Thank you Revell for providing a free book; I was not required to write a positive review, and all opinions are my own.

Serena Jones Mysteries
1. A Fool and His Monet
2. Another Day, Another Dali
3. Over Maya Dead Body

Friday, July 7, 2017

"The Promise of Breeze Hill" by Pam Hillman - Colonial Mississippi

The Promise of Breeze Hill (Natchez Trace)In the Natchez market, Isabella Bartholomew purchases carpenter Connor O'Shea's indenture, with the stipulation she will pay for his brothers' passage from from Ireland. However, her home of Breeze Hill is barely solvent after a series of misfortunes that may or may not be sabotage. With the assumption Isabella will inherit, suitors are clamoring for her hand, but the one man she'd consider--Connor--will have nothing to do with her, having been burned by a landowner's daughter before. Can he set aside his feelings to keep Isabella and her family safe?

It was interesting to learn a bit more about the South at a time we hardly ever study--after the American Revolution, when it left British hands and became controlled by Spain (but before Napoleon took control and sold it to America). Even then there were contentions over slavery, and it was particularly interesting to learn about the white slavery that the British had perpetrated. Highwaymen and disreputable folk abounded in the relatively recently-settled territory, leaving room for adventure.

I had a hard time caring for Connor as much as I felt like I should, especially at first--he's neither particularly nice nor respectful to Isabella, thanks to previous bad experiences with a woman, and he gives a lot of mixed signals. To be fair, his actions are generally kind and considerate, but his attitude grated on me. I did like Isabella, and kind of wanted to see her put Connor in his place. Occasionally she does something extremely foolish, but at least it's with good intentions. I really liked Isabella's family and servants--who seemed like family anyway, especially the kids. The estate feels like a real tight-knit community, and I really enjoyed how the author brought out that feeling of closeness.

Thank you Tyndale House and NetGalley for providing a free e-book; I was not required to write a positive review, and all opinions are my own.

Monday, July 3, 2017

July 2017 Christian Fiction Releases

Some titles coming out this July--from historical suspense to mystery to outdoor adventure!

A Name Unknown (Shadows Over England #1) Over Maya Dead Body (Serena Jones Mystery #3) A Matter of Trust (Montana Rescue, #3)
A Name Unknown by Roseanna M. White (Bethany House); Shadows Over England, book 1

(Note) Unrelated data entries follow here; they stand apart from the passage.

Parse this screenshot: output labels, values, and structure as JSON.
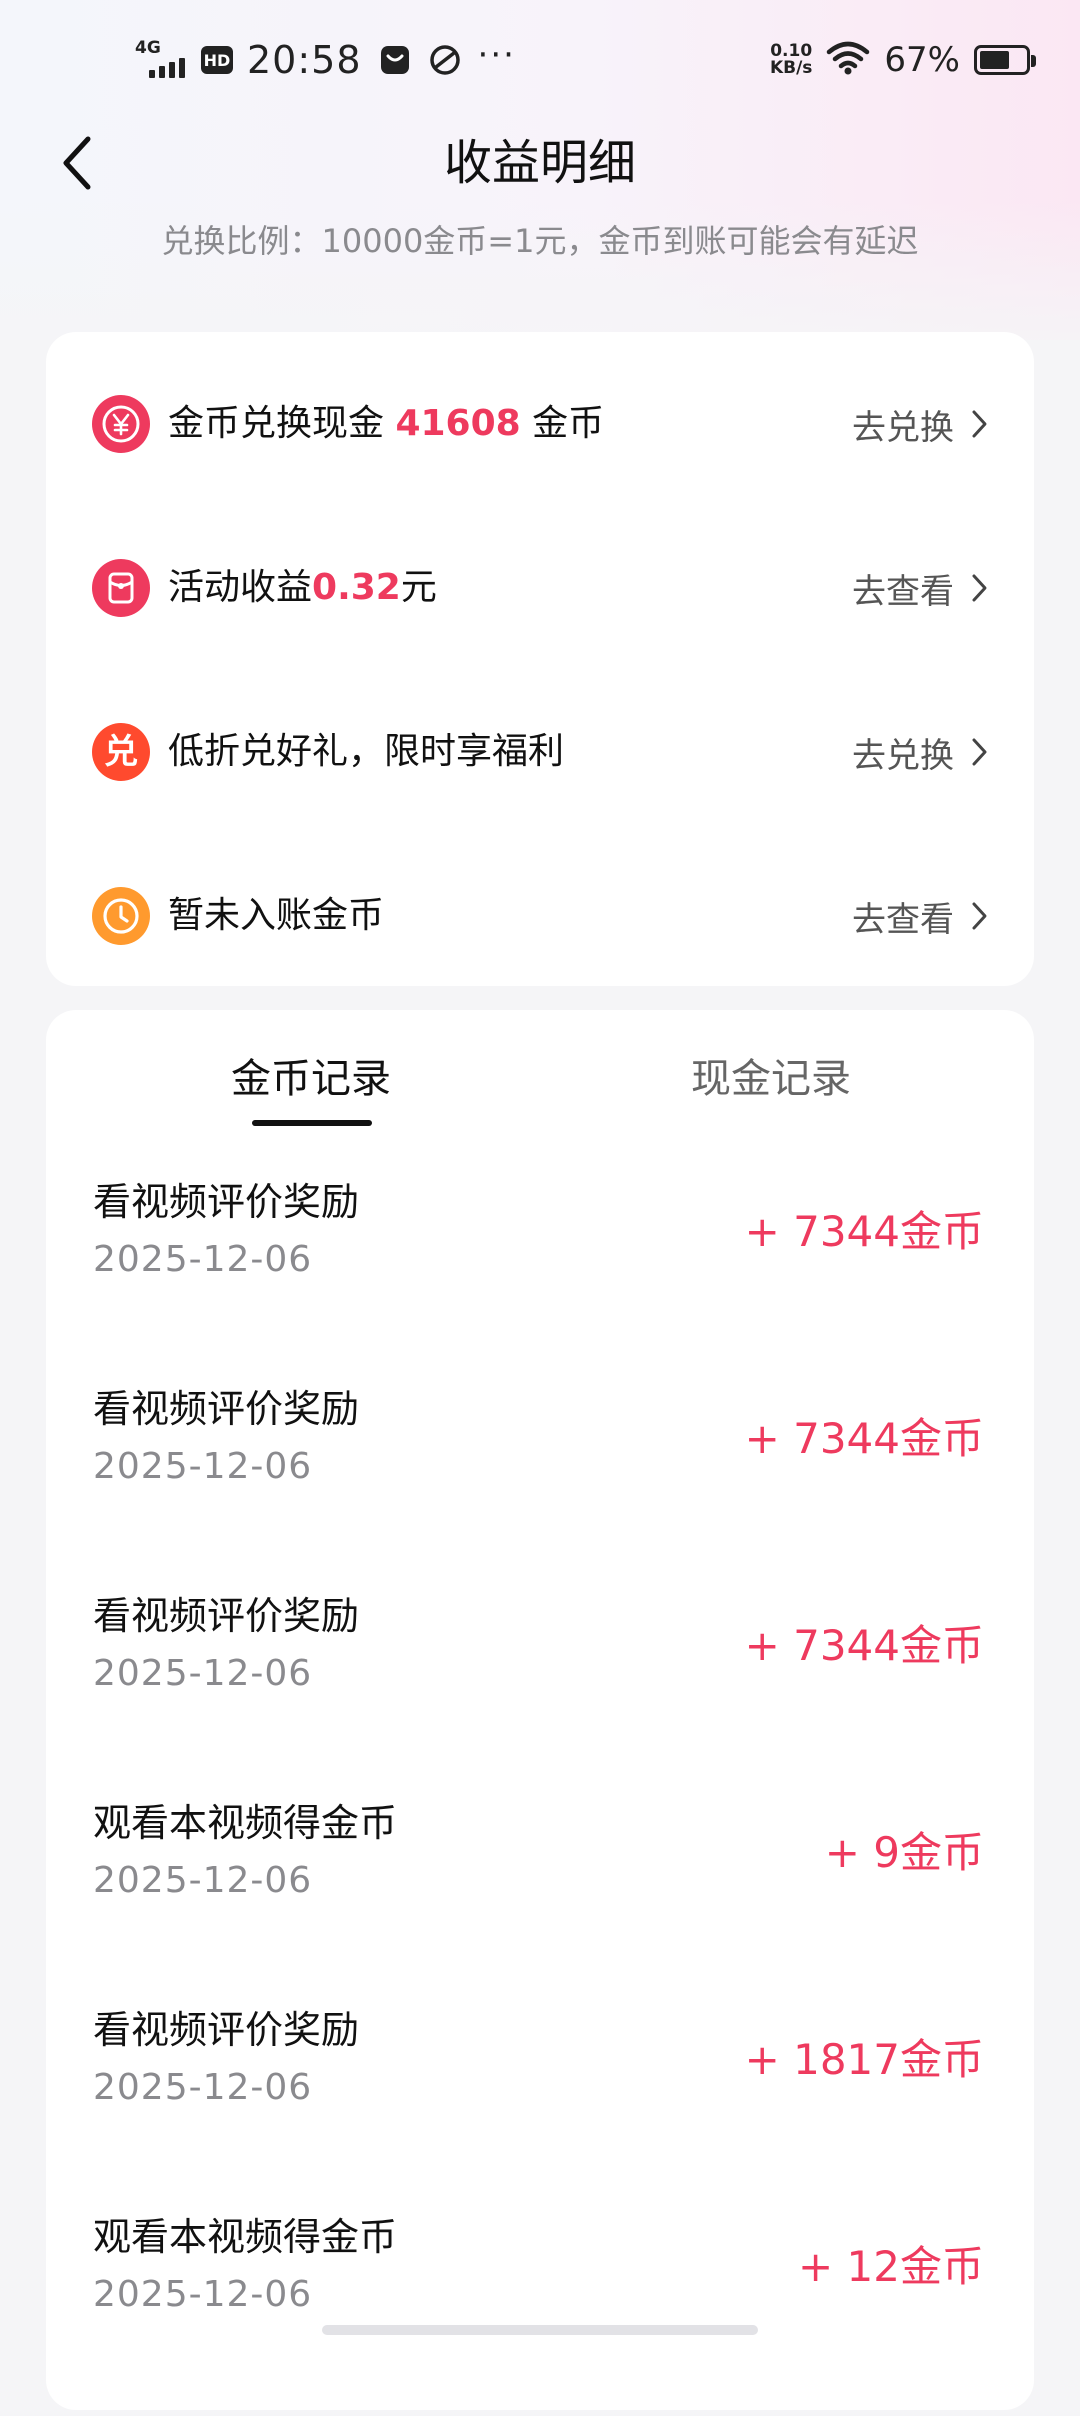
{
  "status_bar": {
    "network": "4G",
    "hd": "HD",
    "time": "20:58",
    "speed_value": "0.10",
    "speed_unit": "KB/s",
    "battery_pct": "67%",
    "battery_level": 0.67
  },
  "header": {
    "title": "收益明细",
    "subtitle": "兑换比例：10000金币=1元，金币到账可能会有延迟"
  },
  "actions": [
    {
      "icon": "yuan-coin-icon",
      "label_prefix": "金币兑换现金 ",
      "label_value": "41608",
      "label_suffix": " 金币",
      "link": "去兑换",
      "color": "#ee3a5e"
    },
    {
      "icon": "red-envelope-icon",
      "label_prefix": "活动收益",
      "label_value": "0.32",
      "label_suffix": "元",
      "link": "去查看",
      "color": "#ee3a5e"
    },
    {
      "icon": "exchange-badge-icon",
      "icon_text": "兑",
      "label_prefix": "低折兑好礼，限时享福利",
      "label_value": "",
      "label_suffix": "",
      "link": "去兑换",
      "color": "#ff4a2e"
    },
    {
      "icon": "clock-icon",
      "label_prefix": "暂未入账金币",
      "label_value": "",
      "label_suffix": "",
      "link": "去查看",
      "color": "#ff9a2e"
    }
  ],
  "tabs": {
    "coin": "金币记录",
    "cash": "现金记录",
    "active": "coin"
  },
  "records": [
    {
      "title": "看视频评价奖励",
      "date": "2025-12-06",
      "amount": "+ 7344金币"
    },
    {
      "title": "看视频评价奖励",
      "date": "2025-12-06",
      "amount": "+ 7344金币"
    },
    {
      "title": "看视频评价奖励",
      "date": "2025-12-06",
      "amount": "+ 7344金币"
    },
    {
      "title": "观看本视频得金币",
      "date": "2025-12-06",
      "amount": "+ 9金币"
    },
    {
      "title": "看视频评价奖励",
      "date": "2025-12-06",
      "amount": "+ 1817金币"
    },
    {
      "title": "观看本视频得金币",
      "date": "2025-12-06",
      "amount": "+ 12金币"
    }
  ],
  "colors": {
    "accent": "#ee3a5e",
    "text_primary": "#111111",
    "text_secondary": "#8a8a8e"
  }
}
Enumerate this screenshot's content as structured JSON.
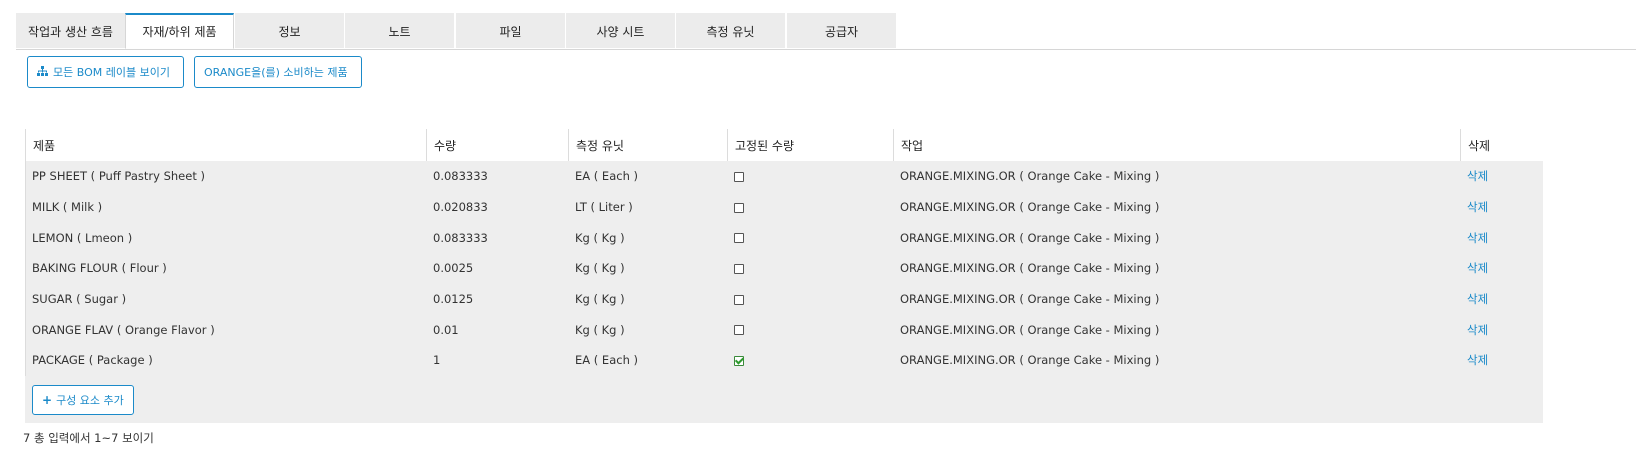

On the eve of WWI, a thief who has taught herself how to blend in with England's upper crust is sent to find out where a wealthy gentleman's loyalties lie--with Britain or Germany?


Over Maya Dead Body by Sandra Orchard (Revell); Serena Jones Mysteries, book 3

FBI Agent Serena Jones is just joining her family on a vacation to Martha's Vineyard, hoping to get some R&R, but crime waits for no one--next thing she knows, she's caught up in an antiquities smuggling case and in over her head.


A Matter of Trust by Susan May Warren (Revell); Montana Rescue, book 3

A PEAK Rescue worker and former snowboard champion is forced to confront the woman who betrayed him when her brother goes missing in Glacier National Park and she insists on joining the search party.